- If this is a ground person and they are the lead, will they be updating machines as well? With multiple surface types being made for each job, this becomes particularly important. Top of dirt, top of subgrade, and finished topsoil surfaces for one job can get confusing. We find it works best when a ground person updates machines as well.
- I am a big fan of crawl before you walk. We old timers figured out a lot of things in the early days. We cannot expect a new hire to get it quickly. Listed is an idea of what to train and in what order. Only when they are competent in one should you advance them to the next level.
- Equipment setup. This includes the base, rovers, and machines. The ground person should be able to navigate settings on machines as well as load and update jobsite files.
- Checking in to a control point at the start of each day and benching in machines to verify their accuracy and wear edge settings.
- Rough surface marking comes next. This is a good way to evaluate a person’s ability to think in three dimensions. Guiding mass excavation should get things within a few tenths and it keeps a person busy on a big site. I tape red and blue marking paint cans together, go to an area and paint a big number in the dirt and maybe even mark along the daylight line for that area.
- Utilities may be going also. Now comes the time for performing detailed layout. We produce points for flow lines of pipe as well as offsets to save the grade checker from constantly running back to a run. You will need to teach all about points for this portion, it is a lot to learn and will take time.
- When utilities are mastered, site details are not a big step. 2D radius points and curb offsets need to be explained and shown in the field. The best way to teach this is to get out there and follow the new user as they do the work.
- Some companies have their field people do small changes on the fly either in the field or back at the office. I feel everyone needs to know how data prep works. It helps their understanding of why things look the way they do in the field.
How Long Does It Take to Train?
It is safe to assume that all people will learn at a different pace. You are required to feel this out and adjust accordingly. Here are some thoughts.
- You need to understand learning styles. A visual learner will do better watching you do the work and absorb the process. Tactile types will only get the idea when they press the buttons. Know your student to make the process go quicker.
- The process needs to be broken into sections. As each is mastered then the next can be tackled. The previous section of this article shows the chapters of the book that need to be absorbed. Jumping ahead before the first is memorized will result in frustration.
- You cannot be on site the entire time while a newbie is learning. Responsibilities will require you to go and do other things while they are alone to perform some work. Most of the time questions can be answered by a phone call. You should know the software well enough to answer the basics.
Who Should the Trainer Be?
Every company needs a champion. That is the person who knows the equipment and has a comprehensive knowledge of all phases of your process. I have stressed over the years that this is critical to success. The champion is the early adopter and looks at bugs and setbacks as part of the process. In a smaller company this may be the trainer as well.

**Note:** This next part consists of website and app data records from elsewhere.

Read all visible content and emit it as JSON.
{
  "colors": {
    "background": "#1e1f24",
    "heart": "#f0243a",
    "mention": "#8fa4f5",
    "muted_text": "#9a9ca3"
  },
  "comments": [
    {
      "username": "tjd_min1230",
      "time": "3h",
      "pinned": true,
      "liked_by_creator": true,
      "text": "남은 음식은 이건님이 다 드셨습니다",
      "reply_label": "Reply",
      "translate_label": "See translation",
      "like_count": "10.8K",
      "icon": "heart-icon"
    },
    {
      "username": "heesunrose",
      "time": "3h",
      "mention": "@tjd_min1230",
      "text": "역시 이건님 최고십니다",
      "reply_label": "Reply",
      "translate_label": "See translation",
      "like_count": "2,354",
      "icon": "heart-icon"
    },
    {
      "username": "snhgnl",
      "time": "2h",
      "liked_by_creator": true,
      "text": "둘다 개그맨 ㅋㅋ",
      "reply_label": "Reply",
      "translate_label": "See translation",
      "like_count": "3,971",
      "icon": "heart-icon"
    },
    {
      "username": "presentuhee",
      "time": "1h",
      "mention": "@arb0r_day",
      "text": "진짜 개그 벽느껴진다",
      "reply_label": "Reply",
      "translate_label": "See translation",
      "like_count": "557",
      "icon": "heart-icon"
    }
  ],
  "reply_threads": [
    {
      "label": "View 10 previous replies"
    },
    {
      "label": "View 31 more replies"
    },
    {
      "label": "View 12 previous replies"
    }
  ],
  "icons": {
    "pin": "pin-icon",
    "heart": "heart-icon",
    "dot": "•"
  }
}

A dedicated trainer/GPS manager in larger companies will have a different role. Their focus is more on the field. They know what is happening with office work and how to do it, but they need to keep machines moving. Not only will they train new hires but will be required to keep the field machines working and up to date.
Manufacturers also offer training. It is a great start for new hires, especially if they are switching brands. These people know what to do but are not familiar with the buttons to press. In person or online training allows you to get the heavy lifting of learning software and basics out of the way. Be aware that they still need to learn how your company performs and documents processes. That is something only you can do.